Ythe circle GHL. Because the rectangles AO.X and GP.Y are equals to the circles ABD and a 5. 1. Sup. GHL, A0.X : GP.Y :: AD2: GL' :: A0: GP2; there- b 7.1. Sup. fore, alternatelye, A0.X : A0% :: GP.Y : GP2; therefore c 16.5. X: A0 :: Y: GPd; therefore X: Y:: AO: GP®; where- d B. 5. fore the circumference ABD: circumference GHL : : diameter AD: diameter GL. Therefore, the circumferences, e 15. 5. &c. Q. E. D.
PROP. IX. THEOR.
EQUIANGULAR parallelograms are to one ano. ther as the products of the numbers proportional to their sides,
Suppl. Let AC and DF be two equiangular parallelograms, and
let M, N, P, Q be four numbers such that AB : BC:;M:
N, AB : DE :: M:P, and AB : EF::M:Q, and therea 22. 5. fore, ex æqualia, BC: EF::N:Q; the parallelogram AC
: parallelogram DF:: MN: PQ.
Let NP be the product of N into P, and the ratio of MN to PQ will be
C compounded of bDef, 10.5. the ratiost of
F MN to NP, and of NP to PQ, But the ratio of MN to
NP is the same c 15. 5. with that of M to Ps, because MN and NP are equimulti
ples of M and P; and the ratio of NP to PQ is the same with that of N to Q; therefore the ratio of MN to PQ is compounded of the ratios of M to P, and of N to Q. 'But the

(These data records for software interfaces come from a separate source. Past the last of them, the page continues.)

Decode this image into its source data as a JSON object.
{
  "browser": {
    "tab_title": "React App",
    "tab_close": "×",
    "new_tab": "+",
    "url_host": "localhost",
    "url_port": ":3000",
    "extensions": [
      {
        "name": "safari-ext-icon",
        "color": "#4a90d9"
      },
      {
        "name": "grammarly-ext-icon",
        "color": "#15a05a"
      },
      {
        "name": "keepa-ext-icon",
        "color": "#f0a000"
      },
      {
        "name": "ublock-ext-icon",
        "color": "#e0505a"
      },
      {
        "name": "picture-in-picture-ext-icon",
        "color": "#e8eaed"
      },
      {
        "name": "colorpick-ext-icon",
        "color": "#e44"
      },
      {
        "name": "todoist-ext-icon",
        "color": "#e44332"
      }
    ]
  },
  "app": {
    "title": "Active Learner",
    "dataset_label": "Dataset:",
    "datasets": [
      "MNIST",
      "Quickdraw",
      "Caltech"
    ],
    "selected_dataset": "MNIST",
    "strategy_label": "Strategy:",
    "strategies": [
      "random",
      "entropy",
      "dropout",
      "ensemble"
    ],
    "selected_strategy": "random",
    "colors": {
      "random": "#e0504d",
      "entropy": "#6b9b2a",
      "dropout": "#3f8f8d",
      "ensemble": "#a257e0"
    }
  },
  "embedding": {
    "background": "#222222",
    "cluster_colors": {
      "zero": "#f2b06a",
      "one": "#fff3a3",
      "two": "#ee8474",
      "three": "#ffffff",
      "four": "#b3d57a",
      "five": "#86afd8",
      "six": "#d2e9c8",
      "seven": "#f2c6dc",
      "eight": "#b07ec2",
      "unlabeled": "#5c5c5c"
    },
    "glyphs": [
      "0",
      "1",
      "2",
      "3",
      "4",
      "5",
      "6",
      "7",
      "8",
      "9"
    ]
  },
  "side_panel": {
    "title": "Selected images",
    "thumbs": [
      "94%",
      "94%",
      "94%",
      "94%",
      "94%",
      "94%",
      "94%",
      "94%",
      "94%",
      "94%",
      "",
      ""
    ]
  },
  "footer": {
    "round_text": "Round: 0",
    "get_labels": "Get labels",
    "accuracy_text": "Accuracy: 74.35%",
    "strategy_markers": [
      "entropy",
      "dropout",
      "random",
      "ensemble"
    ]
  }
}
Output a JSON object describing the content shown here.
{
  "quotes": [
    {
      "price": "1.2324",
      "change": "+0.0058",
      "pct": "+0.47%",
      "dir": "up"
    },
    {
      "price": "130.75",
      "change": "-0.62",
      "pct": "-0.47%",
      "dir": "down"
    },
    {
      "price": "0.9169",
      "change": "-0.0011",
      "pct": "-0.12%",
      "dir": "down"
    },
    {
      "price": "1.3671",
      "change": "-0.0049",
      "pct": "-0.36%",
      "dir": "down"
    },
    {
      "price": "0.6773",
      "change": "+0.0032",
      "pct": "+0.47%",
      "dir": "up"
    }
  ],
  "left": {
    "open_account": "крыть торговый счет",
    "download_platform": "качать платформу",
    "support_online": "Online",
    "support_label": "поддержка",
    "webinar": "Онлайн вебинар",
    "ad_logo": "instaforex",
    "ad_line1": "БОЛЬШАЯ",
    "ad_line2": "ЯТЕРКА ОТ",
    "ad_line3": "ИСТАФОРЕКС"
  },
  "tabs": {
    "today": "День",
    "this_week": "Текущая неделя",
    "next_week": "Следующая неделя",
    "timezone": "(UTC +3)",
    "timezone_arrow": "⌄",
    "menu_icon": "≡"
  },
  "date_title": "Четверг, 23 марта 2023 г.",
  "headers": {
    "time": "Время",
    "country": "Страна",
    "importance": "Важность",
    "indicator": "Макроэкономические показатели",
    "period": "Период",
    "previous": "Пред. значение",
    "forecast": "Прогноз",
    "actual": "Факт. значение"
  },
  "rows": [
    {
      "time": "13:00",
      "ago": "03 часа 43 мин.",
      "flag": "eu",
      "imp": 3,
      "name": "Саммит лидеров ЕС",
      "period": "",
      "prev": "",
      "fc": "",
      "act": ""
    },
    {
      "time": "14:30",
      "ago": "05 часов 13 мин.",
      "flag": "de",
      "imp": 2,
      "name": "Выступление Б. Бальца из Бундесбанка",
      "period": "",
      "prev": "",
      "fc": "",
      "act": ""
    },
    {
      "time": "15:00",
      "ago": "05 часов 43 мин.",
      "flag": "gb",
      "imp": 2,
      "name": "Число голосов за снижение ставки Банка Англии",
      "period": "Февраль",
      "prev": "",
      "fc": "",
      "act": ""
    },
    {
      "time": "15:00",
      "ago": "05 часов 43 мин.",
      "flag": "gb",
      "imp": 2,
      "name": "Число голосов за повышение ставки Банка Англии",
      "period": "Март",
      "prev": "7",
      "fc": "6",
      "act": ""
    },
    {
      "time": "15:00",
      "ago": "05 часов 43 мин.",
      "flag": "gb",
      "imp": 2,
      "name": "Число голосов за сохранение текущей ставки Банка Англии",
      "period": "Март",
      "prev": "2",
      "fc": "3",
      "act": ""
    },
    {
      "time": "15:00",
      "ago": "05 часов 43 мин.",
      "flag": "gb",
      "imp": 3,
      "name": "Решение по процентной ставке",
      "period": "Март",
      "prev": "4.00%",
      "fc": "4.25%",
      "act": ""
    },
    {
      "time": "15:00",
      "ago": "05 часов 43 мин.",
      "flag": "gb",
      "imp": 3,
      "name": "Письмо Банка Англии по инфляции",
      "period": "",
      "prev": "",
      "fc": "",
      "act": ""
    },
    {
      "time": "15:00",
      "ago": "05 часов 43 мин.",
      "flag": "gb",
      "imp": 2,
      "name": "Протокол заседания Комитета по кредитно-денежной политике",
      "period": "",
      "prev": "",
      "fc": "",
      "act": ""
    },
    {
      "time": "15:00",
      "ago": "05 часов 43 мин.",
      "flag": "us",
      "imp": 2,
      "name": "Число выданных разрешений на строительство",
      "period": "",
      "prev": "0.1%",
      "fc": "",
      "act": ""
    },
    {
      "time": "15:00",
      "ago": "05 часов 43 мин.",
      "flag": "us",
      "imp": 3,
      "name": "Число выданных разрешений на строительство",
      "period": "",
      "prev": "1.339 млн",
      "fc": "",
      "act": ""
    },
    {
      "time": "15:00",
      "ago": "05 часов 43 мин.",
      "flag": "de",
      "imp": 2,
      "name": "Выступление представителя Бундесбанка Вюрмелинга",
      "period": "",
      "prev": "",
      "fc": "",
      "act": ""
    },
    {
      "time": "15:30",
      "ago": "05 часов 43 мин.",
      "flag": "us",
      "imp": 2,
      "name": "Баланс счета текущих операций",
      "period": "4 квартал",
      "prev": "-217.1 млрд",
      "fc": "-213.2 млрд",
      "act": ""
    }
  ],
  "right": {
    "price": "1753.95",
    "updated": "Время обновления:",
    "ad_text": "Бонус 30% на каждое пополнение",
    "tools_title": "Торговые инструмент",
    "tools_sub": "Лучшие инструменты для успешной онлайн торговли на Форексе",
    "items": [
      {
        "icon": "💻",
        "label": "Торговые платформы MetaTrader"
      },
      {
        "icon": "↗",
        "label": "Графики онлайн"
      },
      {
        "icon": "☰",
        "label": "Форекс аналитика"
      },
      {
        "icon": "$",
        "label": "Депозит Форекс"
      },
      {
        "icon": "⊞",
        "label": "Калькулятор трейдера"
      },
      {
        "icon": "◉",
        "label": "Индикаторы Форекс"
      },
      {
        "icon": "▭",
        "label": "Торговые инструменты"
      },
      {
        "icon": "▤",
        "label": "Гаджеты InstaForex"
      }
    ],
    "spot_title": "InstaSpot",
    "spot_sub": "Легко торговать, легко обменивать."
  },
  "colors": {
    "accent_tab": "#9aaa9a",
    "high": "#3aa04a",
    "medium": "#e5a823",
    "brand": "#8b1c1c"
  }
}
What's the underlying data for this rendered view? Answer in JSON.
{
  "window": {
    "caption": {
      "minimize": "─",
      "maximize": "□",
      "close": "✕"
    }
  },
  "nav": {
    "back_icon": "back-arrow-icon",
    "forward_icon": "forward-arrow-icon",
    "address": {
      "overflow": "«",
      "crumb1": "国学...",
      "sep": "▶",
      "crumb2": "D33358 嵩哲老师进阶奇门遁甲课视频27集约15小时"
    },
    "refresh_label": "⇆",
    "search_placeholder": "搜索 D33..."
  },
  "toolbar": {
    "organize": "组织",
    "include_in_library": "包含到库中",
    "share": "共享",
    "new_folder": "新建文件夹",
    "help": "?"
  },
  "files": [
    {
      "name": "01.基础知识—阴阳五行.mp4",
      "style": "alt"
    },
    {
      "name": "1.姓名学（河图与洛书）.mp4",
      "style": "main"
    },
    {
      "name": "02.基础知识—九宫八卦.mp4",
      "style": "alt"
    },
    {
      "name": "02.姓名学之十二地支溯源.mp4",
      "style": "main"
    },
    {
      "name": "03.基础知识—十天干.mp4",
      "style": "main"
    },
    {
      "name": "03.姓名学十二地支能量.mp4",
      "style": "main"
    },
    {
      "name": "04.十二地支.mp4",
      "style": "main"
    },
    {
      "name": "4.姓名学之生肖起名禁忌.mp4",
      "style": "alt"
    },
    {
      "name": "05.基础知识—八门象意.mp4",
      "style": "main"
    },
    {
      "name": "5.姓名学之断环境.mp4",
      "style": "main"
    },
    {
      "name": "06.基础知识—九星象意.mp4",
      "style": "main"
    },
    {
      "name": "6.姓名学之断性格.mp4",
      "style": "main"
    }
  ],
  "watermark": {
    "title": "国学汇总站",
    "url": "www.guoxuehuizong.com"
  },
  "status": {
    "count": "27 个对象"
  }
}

ratio of M to P is the same with that of the side AB to the d by Hyp. side Ded; and the ratio of N to Q is the same with that of
the side BC to the side EF. Therefore the ratio of MN to PQ is compounded of the ratios of AB to DE, and of BC to
EF. But the ratio of the parallelogram AC to the parallele 23. 6.
ogram DF is compounded of the same ratiose; therefore the parallelogram AC is to the parallelogram DF, as MN, the product of the numbers M and N, to PQ, the product of the numbers P and Q. Therefore, equiangular parallelograms, &c. Q. E, D,
Cor. 1. Hence, if GH be to KL as the number M to the number N, the square described on GH will
H K L be to the square describ
as MM, the square of the number M, to NN, the square of the number N.
ed on KL,
COR. 2. If A, B, C, D, &c. be any lines, and m, n, r, s, &c. numbers proportional to them, A :B::m:n, A:C:: m:r, A:D:: m : s, &c.; and if the rectangle contained by any two of the lines be equal to the square of a third line, the product of the numbers proportional to the first two lines will be equal to the square of the number proportional to the third line; that is, if A.C=B2, then mxr=nxn=n?.